by Michael Sarko
- The Capitol Hill Times -
Capitol Hill, especially the low-rise residential region east of Broadway, has become Seattle’s poster child for community action in real estate development. In addition to constant input on major projects like the Broadway light rail station and its environs, the community spent much of the past two years pushing back against the larger housing developments being built in traditionally single-family neighborhoods. On January 14 at Lowell Elementary School, the Seattle Department of Planning and Development met to discuss changes to low-rise building codes for such cases.
There have been many grassroots efforts, statements of position, and petitions related to development in Capitol Hill in the past 18 months, but the project that got the attention of Seattle City Councilmember Sally Clark was a petition by Seattle Speaks Up, which gathered over 1,000 signatures of residents concerned about perceived abuses of the existing building code. Councilmember Clark responded quickly and called on the DPD to deliver a report on the subject. In mid-2013 the council met with the DPD and the Office of Housing to address loopholes in the code, but no significant action was taken by the date of Clark’s response to the petition.
The community concerns mostly focused on building height, and other elements of the code that allow developers to modify floor space calculations using things like stairways and corridors, which many people found misleading. Seattle Speaks Up especially pushed for a provision that would reduce the low-rise 3 (LR3, single-family zone) height limit from 40 feet to either 30 or 35 feet. At the time of the meeting, that provision was dropped by the DPD’s plan. Other changes, such as removing allowances related to below-ground floor space and small aesthetic modifications, remain.
Capitol Hill Community Council At-large member Jeffrey Cook, who has been a leading voice in the development reforms movement, updated the council at a recent meeting regarding the DPD’s process. He described the meeting on January 14 as “very contentious,” highlighting the degree of passion that the subject brings out in community stakeholders. He also reiterated Seattle City Council’s decision to continue issuing building permits for the contested developments while reforms are under consideration, saying, “They will not put a moratorium on this height.”

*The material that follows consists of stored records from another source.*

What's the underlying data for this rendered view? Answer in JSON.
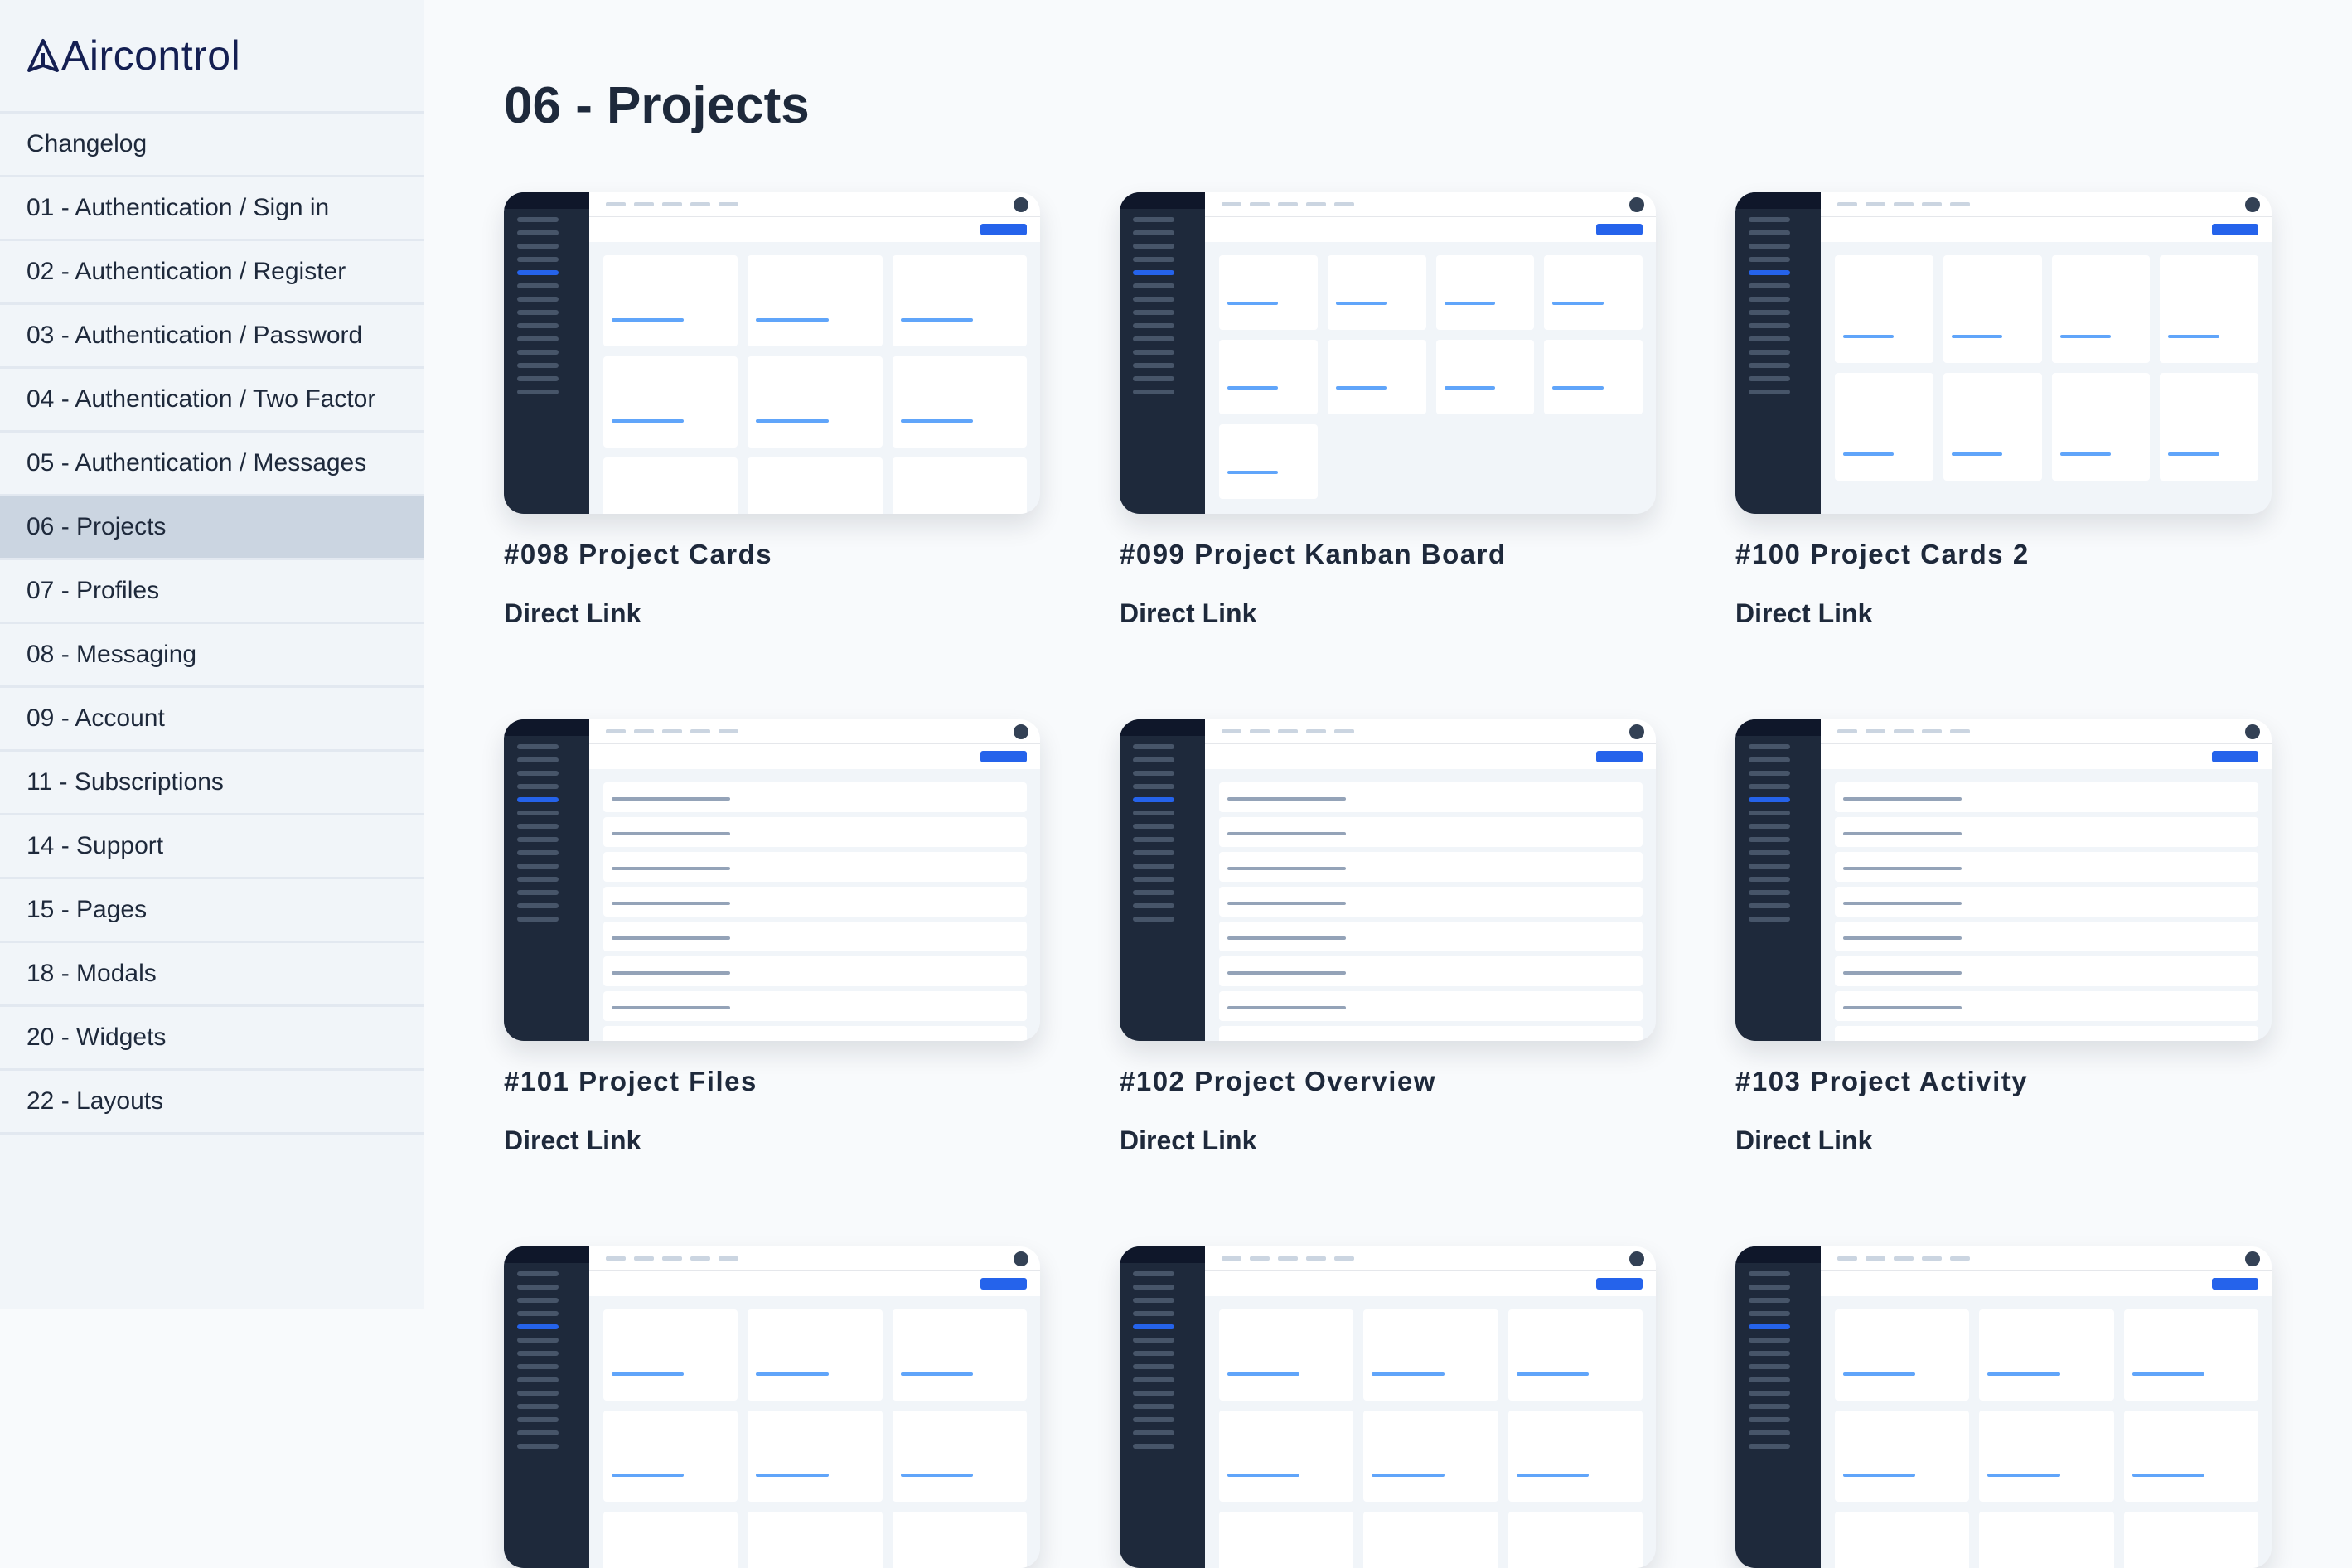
{
  "sidebar": {
    "brand": "Aircontrol",
    "items": [
      {
        "label": "Changelog"
      },
      {
        "label": "01 - Authentication / Sign in"
      },
      {
        "label": "02 - Authentication / Register"
      },
      {
        "label": "03 - Authentication / Password"
      },
      {
        "label": "04 - Authentication / Two Factor"
      },
      {
        "label": "05 - Authentication / Messages"
      },
      {
        "label": "06 - Projects",
        "active": true
      },
      {
        "label": "07 - Profiles"
      },
      {
        "label": "08 - Messaging"
      },
      {
        "label": "09 - Account"
      },
      {
        "label": "11 - Subscriptions"
      },
      {
        "label": "14 - Support"
      },
      {
        "label": "15 - Pages"
      },
      {
        "label": "18 - Modals"
      },
      {
        "label": "20 - Widgets"
      },
      {
        "label": "22 - Layouts"
      }
    ]
  },
  "main": {
    "title": "06 - Projects",
    "link_label": "Direct Link",
    "cards": [
      {
        "title": "#098 Project Cards"
      },
      {
        "title": "#099 Project Kanban Board"
      },
      {
        "title": "#100 Project Cards 2"
      },
      {
        "title": "#101 Project Files"
      },
      {
        "title": "#102 Project Overview"
      },
      {
        "title": "#103 Project Activity"
      }
    ]
  },
  "colors": {
    "sidebar_bg": "#f1f5f9",
    "active_item": "#cbd5e1",
    "text": "#1e293b",
    "brand": "#141f52",
    "thumb_sidebar": "#1e293b",
    "accent": "#2563eb"
  }
}
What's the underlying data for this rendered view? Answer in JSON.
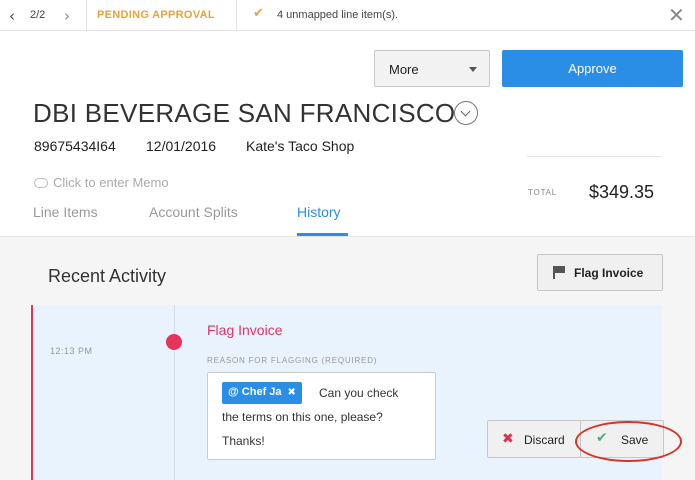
{
  "topbar": {
    "prev_icon": "chevron-left-icon",
    "pager": "2/2",
    "next_icon": "chevron-right-icon",
    "status": "PENDING APPROVAL",
    "status_color": "#e8a33a",
    "warning_icon": "check-icon",
    "unmapped": "4 unmapped line item(s).",
    "close_icon": "close-icon"
  },
  "actions": {
    "more_label": "More",
    "approve_label": "Approve",
    "accent_color": "#2b8ee6"
  },
  "invoice": {
    "vendor": "DBI BEVERAGE SAN FRANCISCO",
    "number": "89675434I64",
    "date": "12/01/2016",
    "location": "Kate's Taco Shop",
    "memo_placeholder": "Click to enter Memo",
    "total_label": "TOTAL",
    "total_value": "$349.35"
  },
  "tabs": [
    {
      "label": "Line Items"
    },
    {
      "label": "Account Splits"
    },
    {
      "label": "History",
      "active": true
    }
  ],
  "history": {
    "title": "Recent Activity",
    "flag_button": "Flag Invoice",
    "activity": {
      "time": "12:13 PM",
      "title": "Flag Invoice",
      "title_color": "#e4345c",
      "reason_label": "REASON FOR FLAGGING (REQUIRED)",
      "mention": "@ Chef Ja",
      "comment_line1": "Can you check",
      "comment_line2": "the terms on this one, please?",
      "comment_line3": "Thanks!",
      "discard_label": "Discard",
      "save_label": "Save"
    }
  }
}
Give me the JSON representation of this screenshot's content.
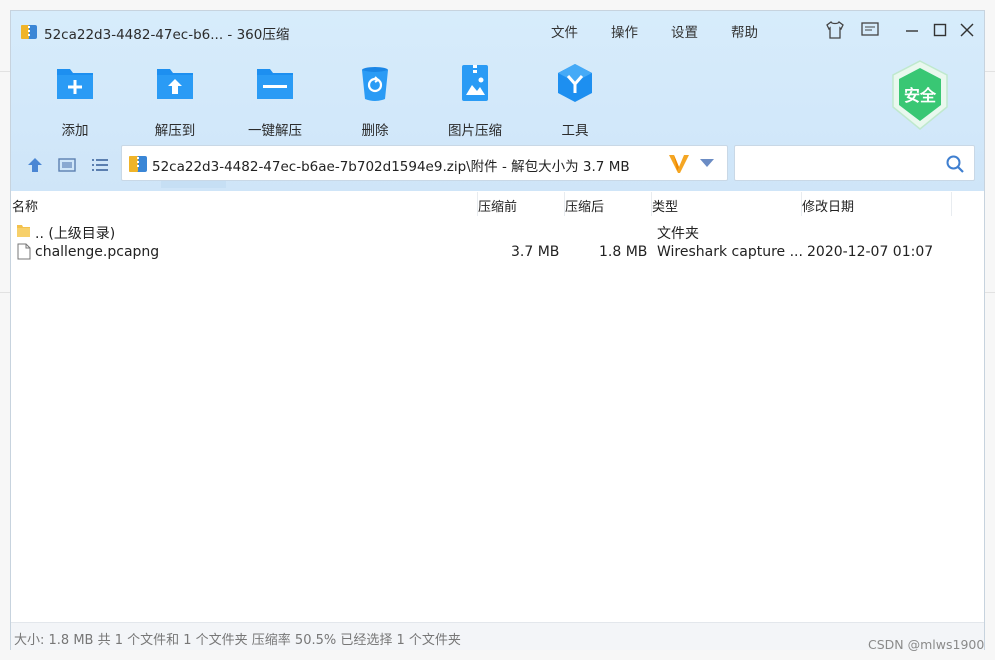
{
  "window": {
    "title": "52ca22d3-4482-47ec-b6... - 360压缩"
  },
  "menu": [
    "文件",
    "操作",
    "设置",
    "帮助"
  ],
  "toolbar": {
    "items": [
      {
        "label": "添加",
        "icon": "add-folder-icon"
      },
      {
        "label": "解压到",
        "icon": "extract-to-icon"
      },
      {
        "label": "一键解压",
        "icon": "one-click-extract-icon"
      },
      {
        "label": "删除",
        "icon": "delete-icon"
      },
      {
        "label": "图片压缩",
        "icon": "image-compress-icon"
      },
      {
        "label": "工具",
        "icon": "tools-icon"
      }
    ],
    "badge": "安全"
  },
  "address": {
    "path": "52ca22d3-4482-47ec-b6ae-7b702d1594e9.zip\\附件 - 解包大小为 3.7 MB",
    "search_placeholder": ""
  },
  "columns": [
    "名称",
    "压缩前",
    "压缩后",
    "类型",
    "修改日期"
  ],
  "rows": [
    {
      "name": ".. (上级目录)",
      "before": "",
      "after": "",
      "type": "文件夹",
      "date": "",
      "icon": "folder-icon"
    },
    {
      "name": "challenge.pcapng",
      "before": "3.7 MB",
      "after": "1.8 MB",
      "type": "Wireshark capture ...",
      "date": "2020-12-07 01:07",
      "icon": "file-icon"
    }
  ],
  "status": {
    "text": "大小: 1.8 MB 共 1 个文件和 1 个文件夹 压缩率 50.5% 已经选择 1 个文件夹"
  },
  "watermark": "CSDN @mlws1900",
  "colors": {
    "accent": "#1e90e8",
    "toolbar_bg": "#d4e9fa",
    "badge_green": "#2fc46a"
  }
}
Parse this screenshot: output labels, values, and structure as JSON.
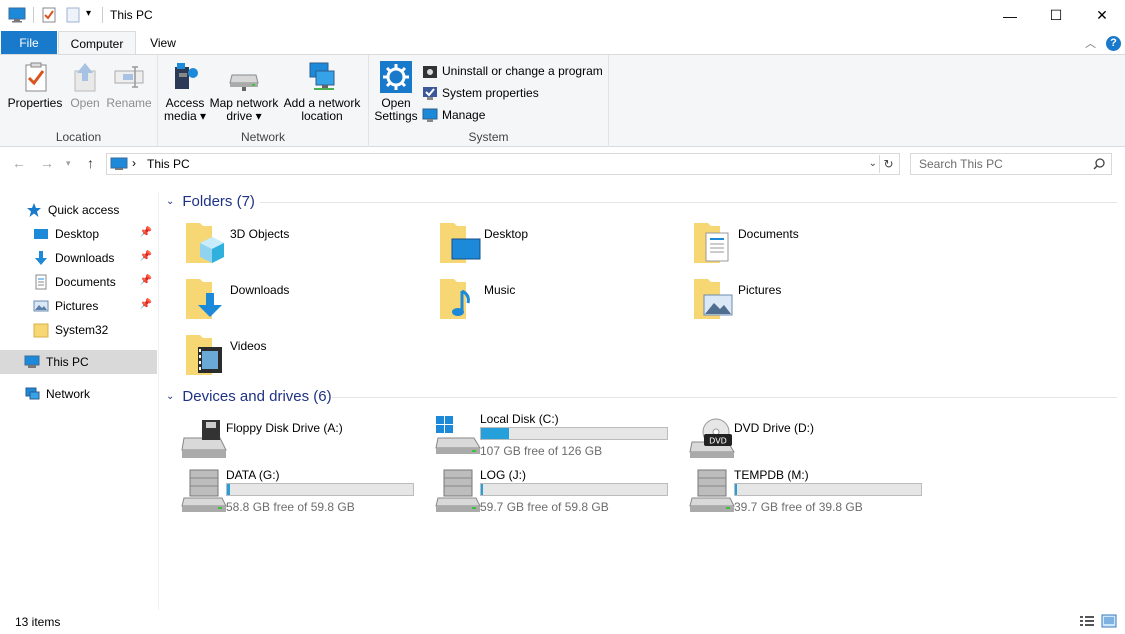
{
  "window": {
    "title": "This PC",
    "minimize_label": "—",
    "maximize_label": "☐",
    "close_label": "✕"
  },
  "tabs": {
    "file": "File",
    "computer": "Computer",
    "view": "View",
    "help": "?"
  },
  "ribbon": {
    "location": {
      "label": "Location",
      "properties": "Properties",
      "open": "Open",
      "rename": "Rename"
    },
    "network": {
      "label": "Network",
      "access_media_1": "Access",
      "access_media_2": "media ▾",
      "map_drive_1": "Map network",
      "map_drive_2": "drive ▾",
      "add_location_1": "Add a network",
      "add_location_2": "location"
    },
    "system": {
      "label": "System",
      "open_settings_1": "Open",
      "open_settings_2": "Settings",
      "uninstall": "Uninstall or change a program",
      "system_properties": "System properties",
      "manage": "Manage"
    }
  },
  "address": {
    "path": "This PC",
    "separator": "›",
    "search_placeholder": "Search This PC"
  },
  "navpane": {
    "quick_access": "Quick access",
    "items": [
      {
        "label": "Desktop",
        "pinned": true
      },
      {
        "label": "Downloads",
        "pinned": true
      },
      {
        "label": "Documents",
        "pinned": true
      },
      {
        "label": "Pictures",
        "pinned": true
      },
      {
        "label": "System32",
        "pinned": false
      }
    ],
    "this_pc": "This PC",
    "network": "Network"
  },
  "folders": {
    "header": "Folders (7)",
    "items": [
      "3D Objects",
      "Desktop",
      "Documents",
      "Downloads",
      "Music",
      "Pictures",
      "Videos"
    ]
  },
  "drives": {
    "header": "Devices and drives (6)",
    "items": [
      {
        "name": "Floppy Disk Drive (A:)",
        "free": "",
        "used_fraction": null
      },
      {
        "name": "Local Disk (C:)",
        "free": "107 GB free of 126 GB",
        "used_fraction": 0.15
      },
      {
        "name": "DVD Drive (D:)",
        "free": "",
        "used_fraction": null
      },
      {
        "name": "DATA (G:)",
        "free": "58.8 GB free of 59.8 GB",
        "used_fraction": 0.017
      },
      {
        "name": "LOG (J:)",
        "free": "59.7 GB free of 59.8 GB",
        "used_fraction": 0.002
      },
      {
        "name": "TEMPDB (M:)",
        "free": "39.7 GB free of 39.8 GB",
        "used_fraction": 0.003
      }
    ]
  },
  "status": {
    "items_count": "13 items"
  },
  "colors": {
    "accent": "#1979ca",
    "drive_bar": "#26a0da",
    "section_header": "#1e3287",
    "folder": "#f7d674"
  }
}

Community members affected by the unexpected size of these new developments often contribute stories of their own experiences at design review and community council meetings. At the recent CHCC meeting, Cook related one resident’s story of a planned rooftop garden in a new development that looks down at her bathroom skylight. According to a recent update, the developer of that structure responded by shifting the roof garden to the other side of the building.
Some developers are beginning to respond to community concerns by offering outreach opportunities. While there have been no recorded meetings at this time, the CHCC and various protest groups continue to encourage residents to reach out to developers in their neighborhoods
At this time, the DPD is only reviewing height and some floor space regulations. Further consideration of other Capitol Hill development issues like rezoning low-rise neighborhoods, recalculating allowable density and reviewing parking availability will have to come at a later date. Because the DPD is reviewing the building code for all LR3 zones in Seattle, considerations for neighborhoods other than Capitol Hill are part of the discussion. Other areas like Wallingford have also seen their own community action groups, though concerns in less dense areas tend to focus on large additions to existing single-family properties or the construction of multiple single-family units on a single plot.
Further meetings between developers, the DPD and the Seattle City Council are expected in coming weeks. The DPD is still on schedule to provide a complete report to Councilmember Clark by the end of the first quarter of 2014.